There was an elegant sissy, from New York City
Or maybe Rome or New Orleans.
He was a spectacular fag, but didn’t do drag at all;
Falling somewhere in between that category
Of glorious ladies and men of the day.
A queen with no throne nor entourage scene,
Camouflaging himself in skin-tight trousers,
Spectacular coats and jackets,
Packets of sachet in his pockets
To give him a scent of an unusual gent.
As if he had a choice in the matter.
He had a delicate way with his manner,
His hands and his eyes touching gracefully
As if not to disturb the dust on the mind,
Often very unkind, he used his tongue slicing
And dicing those who offended his senses
When such dared to step on his train
Invisibly dragging behind him, around him
Keeping his visitors at bay, a few feet away
Like proper subjects, courtiers to his grace
His face locked in a grin; hiding all within
The secrets protected by laden witticisms
Criticisms if you misbehave, saving smiles;
Handing out compliments like cookies.
There was always a waving of hands,
The arms caught in the wind like cornstalks.
For a moment.
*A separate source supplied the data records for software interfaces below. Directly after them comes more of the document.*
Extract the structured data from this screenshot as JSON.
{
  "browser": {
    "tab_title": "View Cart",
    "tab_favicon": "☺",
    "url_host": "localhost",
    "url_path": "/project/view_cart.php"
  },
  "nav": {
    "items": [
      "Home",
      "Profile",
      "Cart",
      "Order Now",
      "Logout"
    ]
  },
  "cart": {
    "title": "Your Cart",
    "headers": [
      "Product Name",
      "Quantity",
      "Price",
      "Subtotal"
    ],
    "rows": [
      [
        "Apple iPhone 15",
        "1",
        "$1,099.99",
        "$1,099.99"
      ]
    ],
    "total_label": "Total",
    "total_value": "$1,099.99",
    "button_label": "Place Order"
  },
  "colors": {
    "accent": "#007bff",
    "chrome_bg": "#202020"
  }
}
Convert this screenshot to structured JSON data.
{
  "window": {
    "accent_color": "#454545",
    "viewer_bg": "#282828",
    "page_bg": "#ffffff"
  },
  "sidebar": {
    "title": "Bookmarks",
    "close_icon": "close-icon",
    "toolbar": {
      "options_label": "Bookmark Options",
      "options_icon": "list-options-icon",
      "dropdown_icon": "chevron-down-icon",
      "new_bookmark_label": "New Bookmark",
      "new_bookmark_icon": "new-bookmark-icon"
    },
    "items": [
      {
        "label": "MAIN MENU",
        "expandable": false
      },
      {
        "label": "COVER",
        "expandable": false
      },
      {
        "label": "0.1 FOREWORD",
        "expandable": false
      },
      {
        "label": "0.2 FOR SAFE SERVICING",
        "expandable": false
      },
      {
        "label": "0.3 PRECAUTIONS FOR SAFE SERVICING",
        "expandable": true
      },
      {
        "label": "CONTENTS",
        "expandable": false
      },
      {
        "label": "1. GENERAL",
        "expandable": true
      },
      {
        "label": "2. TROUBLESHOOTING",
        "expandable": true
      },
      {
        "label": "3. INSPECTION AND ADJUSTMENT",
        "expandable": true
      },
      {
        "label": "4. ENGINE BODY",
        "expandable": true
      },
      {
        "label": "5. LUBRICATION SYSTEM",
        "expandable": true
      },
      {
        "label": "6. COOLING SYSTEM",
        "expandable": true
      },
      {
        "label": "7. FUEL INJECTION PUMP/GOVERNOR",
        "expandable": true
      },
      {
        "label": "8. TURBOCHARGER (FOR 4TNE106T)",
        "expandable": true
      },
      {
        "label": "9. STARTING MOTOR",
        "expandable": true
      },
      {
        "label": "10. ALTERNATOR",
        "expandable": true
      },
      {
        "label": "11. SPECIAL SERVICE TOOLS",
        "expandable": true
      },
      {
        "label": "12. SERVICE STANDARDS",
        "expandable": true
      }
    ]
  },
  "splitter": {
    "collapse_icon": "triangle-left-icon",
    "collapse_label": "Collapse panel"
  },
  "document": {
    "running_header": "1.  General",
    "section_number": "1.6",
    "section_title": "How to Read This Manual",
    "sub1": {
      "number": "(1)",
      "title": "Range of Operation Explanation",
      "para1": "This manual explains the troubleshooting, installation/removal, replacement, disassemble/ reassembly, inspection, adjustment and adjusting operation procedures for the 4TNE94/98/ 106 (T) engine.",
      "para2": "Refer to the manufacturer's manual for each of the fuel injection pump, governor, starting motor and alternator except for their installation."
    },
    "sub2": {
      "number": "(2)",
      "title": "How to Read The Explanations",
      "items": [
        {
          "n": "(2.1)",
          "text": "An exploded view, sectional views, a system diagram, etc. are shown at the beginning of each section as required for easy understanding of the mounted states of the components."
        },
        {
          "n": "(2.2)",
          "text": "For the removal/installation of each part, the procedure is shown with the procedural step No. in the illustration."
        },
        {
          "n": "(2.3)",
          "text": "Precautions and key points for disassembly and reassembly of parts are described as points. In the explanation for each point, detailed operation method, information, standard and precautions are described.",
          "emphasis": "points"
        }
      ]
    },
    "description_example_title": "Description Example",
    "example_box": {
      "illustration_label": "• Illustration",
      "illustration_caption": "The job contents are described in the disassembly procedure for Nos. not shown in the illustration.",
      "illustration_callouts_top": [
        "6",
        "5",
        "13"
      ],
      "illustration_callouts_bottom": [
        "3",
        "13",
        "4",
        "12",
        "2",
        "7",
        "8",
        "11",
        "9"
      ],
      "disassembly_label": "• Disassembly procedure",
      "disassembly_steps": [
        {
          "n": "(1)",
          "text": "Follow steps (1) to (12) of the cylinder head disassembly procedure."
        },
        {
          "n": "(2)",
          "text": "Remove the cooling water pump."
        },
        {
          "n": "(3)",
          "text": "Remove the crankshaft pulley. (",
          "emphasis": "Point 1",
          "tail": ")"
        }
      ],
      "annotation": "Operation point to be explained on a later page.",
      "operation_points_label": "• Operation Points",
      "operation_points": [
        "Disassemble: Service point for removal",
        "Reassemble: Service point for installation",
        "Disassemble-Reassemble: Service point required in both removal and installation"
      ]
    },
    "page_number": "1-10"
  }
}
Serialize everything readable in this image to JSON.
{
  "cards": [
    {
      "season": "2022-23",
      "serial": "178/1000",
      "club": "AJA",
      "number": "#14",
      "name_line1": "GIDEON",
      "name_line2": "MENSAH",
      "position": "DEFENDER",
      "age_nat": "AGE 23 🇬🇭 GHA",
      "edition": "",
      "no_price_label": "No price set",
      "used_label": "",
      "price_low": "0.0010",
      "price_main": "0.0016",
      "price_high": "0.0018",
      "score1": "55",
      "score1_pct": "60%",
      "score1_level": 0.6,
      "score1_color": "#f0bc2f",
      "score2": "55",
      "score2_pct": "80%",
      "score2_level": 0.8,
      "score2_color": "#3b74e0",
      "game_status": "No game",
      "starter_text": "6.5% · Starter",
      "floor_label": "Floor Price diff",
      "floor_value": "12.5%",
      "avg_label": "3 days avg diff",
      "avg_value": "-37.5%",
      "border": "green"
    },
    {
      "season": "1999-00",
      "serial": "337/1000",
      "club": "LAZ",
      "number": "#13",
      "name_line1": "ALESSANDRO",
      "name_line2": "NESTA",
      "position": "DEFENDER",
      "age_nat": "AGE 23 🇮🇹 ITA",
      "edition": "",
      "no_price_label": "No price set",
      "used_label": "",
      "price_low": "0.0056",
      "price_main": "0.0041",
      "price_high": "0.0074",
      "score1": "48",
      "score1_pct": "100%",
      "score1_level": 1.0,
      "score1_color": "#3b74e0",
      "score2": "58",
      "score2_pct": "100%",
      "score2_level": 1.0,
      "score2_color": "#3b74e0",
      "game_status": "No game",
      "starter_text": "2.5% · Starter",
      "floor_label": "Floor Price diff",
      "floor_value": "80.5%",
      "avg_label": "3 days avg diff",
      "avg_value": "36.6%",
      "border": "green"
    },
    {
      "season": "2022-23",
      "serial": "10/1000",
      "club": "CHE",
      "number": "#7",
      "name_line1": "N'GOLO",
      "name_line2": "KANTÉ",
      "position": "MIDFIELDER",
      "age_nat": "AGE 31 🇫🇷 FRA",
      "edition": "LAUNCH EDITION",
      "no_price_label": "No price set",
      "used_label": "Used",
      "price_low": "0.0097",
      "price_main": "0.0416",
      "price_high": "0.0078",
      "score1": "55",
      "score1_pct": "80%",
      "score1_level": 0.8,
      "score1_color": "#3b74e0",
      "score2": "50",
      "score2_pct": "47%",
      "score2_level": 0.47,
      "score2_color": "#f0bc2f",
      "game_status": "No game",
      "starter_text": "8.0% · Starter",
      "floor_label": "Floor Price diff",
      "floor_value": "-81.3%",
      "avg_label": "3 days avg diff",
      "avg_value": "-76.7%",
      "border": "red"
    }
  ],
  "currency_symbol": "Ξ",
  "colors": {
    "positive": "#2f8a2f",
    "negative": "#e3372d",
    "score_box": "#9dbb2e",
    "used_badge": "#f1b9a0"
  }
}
Then catching, ending like feathers
Settling together, resting as if cradling a baby
One hip thrown out, the head to one side
As if listening; hearing a devil’s good joke,
Smoking a constant cigarette, the ends never wet
Laying the tip on the lip like a kiss
His face slightly lifted so the smoke will drift
Away from his half-lidded cynical eyes.
The talk could be varied, of Tom, Dick or Harry
He would call women men and vice versa
Saying, Robert is a bitch woman is she.
He then waiting your laughter, hesitating
Seldom laughing himself, having said it all
Heard it all, done it all, had them all
No fertile male soil left unspoiled by his touch
Just entirely too much for one man to handle,
No woman to compare, he lived alone somewhere
Coming to the bars each night, a familiar sight
Drinking, but not seeming drunk,
Never sunk so low that he staggered,
Still swaggered after hours at the trough
Not so much as a slur or a cough.
He knew all the jokes that could be made
From a seemingly innocent mistake
Taking a word here and there and trading
Raising a regal eyebrow, somehow changing
Restating the meaning leaning it toward the crotch
Watching the listener’s face, sensing the disgrace;
Granting himself the luxury of the infrequent howl
His majesty could keen like an un-oiled machine
Setting his victim’s nerves and gooseflesh to snap
Giving his udderless chest a slap, he would go on
Make more of the jest, leave his victim no rest
And the mourners to offer their apologies.
Words such as that are not for ladies
Such as this infamous old queen.
The old spirit held on after the body was near gone
Propelling it nightly to appear on the scene.
Mean children would taunt him, just as he taught them
And waving their arms like cornstalks, cackle like hens
And tease him again, then resume cruising the men
Hurting the once regal spirit more with their disdain
Than beating him, or cheating him; ignoring him,
They dealt him a blow he never could abide
That fear he kept inside, all those years, the tears,
Still left un-cried, after he died, in his room somewhere.
He has left to be shared, the way he fluffed his hair,
The off-color joke, spoken in a strange lady’s voice
Something like a boy’s, not like a man’s;
That flutter of the hands and the stance
Still copied today, by the splinter-group gays
That straight people think we all are
Is all that remains of a star once seen;
The seldom lamented, well-imitated, eternal queen.